What’s going well? What’s creating that? Acknowledging what’s good helps you take a step back from what may have been a very stressful day. It helps you acknowledge yourself and others for the good that’s happening. It helps you learn what’s positive and what’s helping you achieve goals.
What’s challenging? What’s creating that? Acknowledging what’s challenging focuses you on what needs your attention for learning and growth. Often, we start off by blaming others, ourselves, or circumstances for what is challenging. That’s fine and a perfectly human response. You can start there. And I urge you to look deeper within yourself. What beliefs, attitudes, or actions by you contribute to what is challenging for you? This process of taking responsibility (without judgment) is a key driver to feeling empowered as a leader rather than a victim of circumstances. It opens you up to experimenting with other ways of leading that may be more effective.
What needs my attention? This is a great question for scanning your environment, both work and personal. Your quality attention is your most precious asset. This helps you become mindful and choose where you invest it.
What’s meaningful? Finding meaning in each day keeps you fueled. It helps you learn about what values are important to you and then lead from these values. It helps you discover purpose and lead from purpose, inspiring and engaging yourself and those around you. Another question in this same vein is “what am I grateful for”? This helps you focus on what’s going right overall which helps to reduce stress, and improve overall well-being. Keeping a gratitude journal has been shown to clinically improve your immune system. It also increases resilience.
What strengths do I notice in myself? This helps you become aware of your strengths and put them into action. You may also want to journal about values you exercised. It builds confidence, trust in yourself, and resilience.
What strengths and contributions do I notice in others? This helps you appreciate and see what others are contributing. You can then powerfully acknowledge and appreciate them. It helps build productive and trusting work relationships.
What am I learning? Scan your writing. Capture any learning that feels most important.

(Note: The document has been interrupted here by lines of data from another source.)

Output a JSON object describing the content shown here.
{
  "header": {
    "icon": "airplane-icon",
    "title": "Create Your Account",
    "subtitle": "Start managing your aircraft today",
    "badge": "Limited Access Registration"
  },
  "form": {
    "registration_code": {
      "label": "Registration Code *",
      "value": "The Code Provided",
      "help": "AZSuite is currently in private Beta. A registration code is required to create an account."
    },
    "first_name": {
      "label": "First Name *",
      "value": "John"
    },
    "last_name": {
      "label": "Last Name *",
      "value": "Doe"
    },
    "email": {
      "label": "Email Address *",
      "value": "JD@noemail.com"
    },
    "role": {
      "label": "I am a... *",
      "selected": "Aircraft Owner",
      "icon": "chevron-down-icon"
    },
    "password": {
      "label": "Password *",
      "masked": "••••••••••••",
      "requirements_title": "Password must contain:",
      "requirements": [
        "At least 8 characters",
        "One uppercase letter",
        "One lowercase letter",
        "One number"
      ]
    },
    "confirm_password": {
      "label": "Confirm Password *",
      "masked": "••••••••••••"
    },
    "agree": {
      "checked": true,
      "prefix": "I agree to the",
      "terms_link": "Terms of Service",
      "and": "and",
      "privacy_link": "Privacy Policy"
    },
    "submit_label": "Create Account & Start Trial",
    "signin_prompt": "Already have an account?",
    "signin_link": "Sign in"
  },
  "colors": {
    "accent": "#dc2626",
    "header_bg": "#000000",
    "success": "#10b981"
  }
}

What is an action I am committing to? This helps you move the learning forward into action.
Try this exercise out. Bullet-point answers are fine. I challenge you to try it as a gift to yourself for the next seven days. My hope is that it will help you to become a more inspired, authentic and agile leader.
By Henna Inam
In 2020, there’s no longer a line between professional and personal. That line has been erased by collective national trauma and the systemic unraveling of the idea that we can […]
Dr. Emily Anhalt, clinical psychologist and cofounder and chief clinical officer of Coa, was born and raised in Silicon Valley, and thought she knew the people there well. But only […]
I was recently reading a fascinating article about how the George W. Bush administration was very concerned about the possibility of a pandemic. For three years, cabinet officials worked on […]